Those supporting sky-high executive pay have long argued that it is not only a necessary evil, but also part of ‘how business works’. For the rest of us on planet Earth, soaring executive pay has been much harder to swallow, especially when so many have seen their own wages stagnate or even fall in recent years.

The good news is that this is no longer an issue that can be dismissed as a concern of minimum wage workers and the chattering classes. In an interesting report published by the High Pay Centre today, polling of the Institute of Directors membership found 52 per cent of respondents identified ‘anger over senior levels of executive pay’ as a threat to public trust in business. Moreover, 48% either agreed or strongly agreed that falling trust in business was an important threat to the success of their own company, while just 26 per cent did not think it was important.

This isn’t just about high pay at the top; it’s also about poverty wages at the bottom. We’ve talked before of the threat to business of inequality, and particularly pay inequality. When FTSE 100 CEOs are getting 342 times that of a minimum wage worker, it’s hard to breezily wave away public concerns and insist that business leaders are worth every penny.

Only last week, Ross McEwan, head of loss-making RBS handed back his £1M “allowance”. An act of generosity? Contrition? Or an example of someone simply paid far too much? The reality is that high executive pay reflects the bargaining power of a small number of individuals rather than their worth, and the costs of this are paid for by shareholders, other employees, society and the wider economy.

But people are increasingly savvy consumers; not only well informed of companies and their products, but also of their practices. When over 80% of people think the gap is too great between rich and poor, businesses with high pay ratios and astronomical executive pay run a very real risk. What this polling now shows us is that many are not blind to this – that is a good first step, but it is just that. For example, we’ve called before for medium sized companies to be required to have two or more employees on their remuneration committees. But those polled by the High Pay Centre seemed unmoved by the importance of employees in setting executive pay.
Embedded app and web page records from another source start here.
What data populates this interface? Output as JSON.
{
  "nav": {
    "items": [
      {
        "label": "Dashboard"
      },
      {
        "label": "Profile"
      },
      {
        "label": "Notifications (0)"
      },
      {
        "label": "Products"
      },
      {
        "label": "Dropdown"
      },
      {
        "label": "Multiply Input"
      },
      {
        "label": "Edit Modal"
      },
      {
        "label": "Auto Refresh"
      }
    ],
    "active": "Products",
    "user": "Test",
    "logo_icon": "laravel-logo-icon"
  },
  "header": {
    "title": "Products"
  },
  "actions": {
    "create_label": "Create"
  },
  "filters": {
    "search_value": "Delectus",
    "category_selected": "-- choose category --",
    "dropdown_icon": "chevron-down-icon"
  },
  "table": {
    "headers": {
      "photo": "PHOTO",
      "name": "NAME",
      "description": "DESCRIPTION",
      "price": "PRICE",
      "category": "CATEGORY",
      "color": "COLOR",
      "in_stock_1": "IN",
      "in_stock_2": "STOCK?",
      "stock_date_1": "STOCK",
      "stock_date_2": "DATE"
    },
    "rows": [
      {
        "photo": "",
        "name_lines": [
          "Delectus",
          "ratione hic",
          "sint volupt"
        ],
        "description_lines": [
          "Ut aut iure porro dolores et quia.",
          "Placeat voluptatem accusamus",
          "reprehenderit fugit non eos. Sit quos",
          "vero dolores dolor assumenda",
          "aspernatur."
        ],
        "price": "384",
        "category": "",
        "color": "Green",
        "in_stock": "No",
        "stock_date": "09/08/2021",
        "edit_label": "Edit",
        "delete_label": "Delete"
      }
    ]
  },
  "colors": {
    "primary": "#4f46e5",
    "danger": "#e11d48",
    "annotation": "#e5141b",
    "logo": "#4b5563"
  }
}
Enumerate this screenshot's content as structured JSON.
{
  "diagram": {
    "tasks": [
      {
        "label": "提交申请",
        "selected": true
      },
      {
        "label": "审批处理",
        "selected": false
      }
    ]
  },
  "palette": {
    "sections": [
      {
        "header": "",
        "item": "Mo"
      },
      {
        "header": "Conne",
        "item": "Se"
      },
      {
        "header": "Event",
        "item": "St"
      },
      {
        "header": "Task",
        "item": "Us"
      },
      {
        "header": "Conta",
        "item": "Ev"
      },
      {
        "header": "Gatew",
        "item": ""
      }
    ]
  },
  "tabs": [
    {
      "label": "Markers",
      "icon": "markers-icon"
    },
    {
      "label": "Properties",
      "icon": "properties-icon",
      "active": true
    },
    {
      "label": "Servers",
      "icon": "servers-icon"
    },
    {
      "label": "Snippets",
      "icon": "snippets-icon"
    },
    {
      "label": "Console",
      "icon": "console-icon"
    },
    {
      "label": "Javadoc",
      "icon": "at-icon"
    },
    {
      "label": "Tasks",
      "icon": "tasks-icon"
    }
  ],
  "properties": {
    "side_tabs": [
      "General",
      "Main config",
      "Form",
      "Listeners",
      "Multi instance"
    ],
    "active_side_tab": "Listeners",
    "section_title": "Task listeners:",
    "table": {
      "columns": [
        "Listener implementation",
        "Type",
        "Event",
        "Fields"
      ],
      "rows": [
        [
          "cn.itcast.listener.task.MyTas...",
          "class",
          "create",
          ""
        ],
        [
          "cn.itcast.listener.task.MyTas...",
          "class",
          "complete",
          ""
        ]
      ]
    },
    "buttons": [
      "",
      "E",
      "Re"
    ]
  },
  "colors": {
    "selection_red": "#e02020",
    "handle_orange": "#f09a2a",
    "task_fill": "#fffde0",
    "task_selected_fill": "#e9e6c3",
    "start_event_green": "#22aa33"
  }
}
If we are to have a balanced, sustainable economy, we need people to trust businesses. For that to happen we need all businesses to adopt pay practices that better reflect effort and value, or at least make a better attempt to justify why those at the top are seen to be worth so much more than everyone else.

John Hood, Media and Communications Manager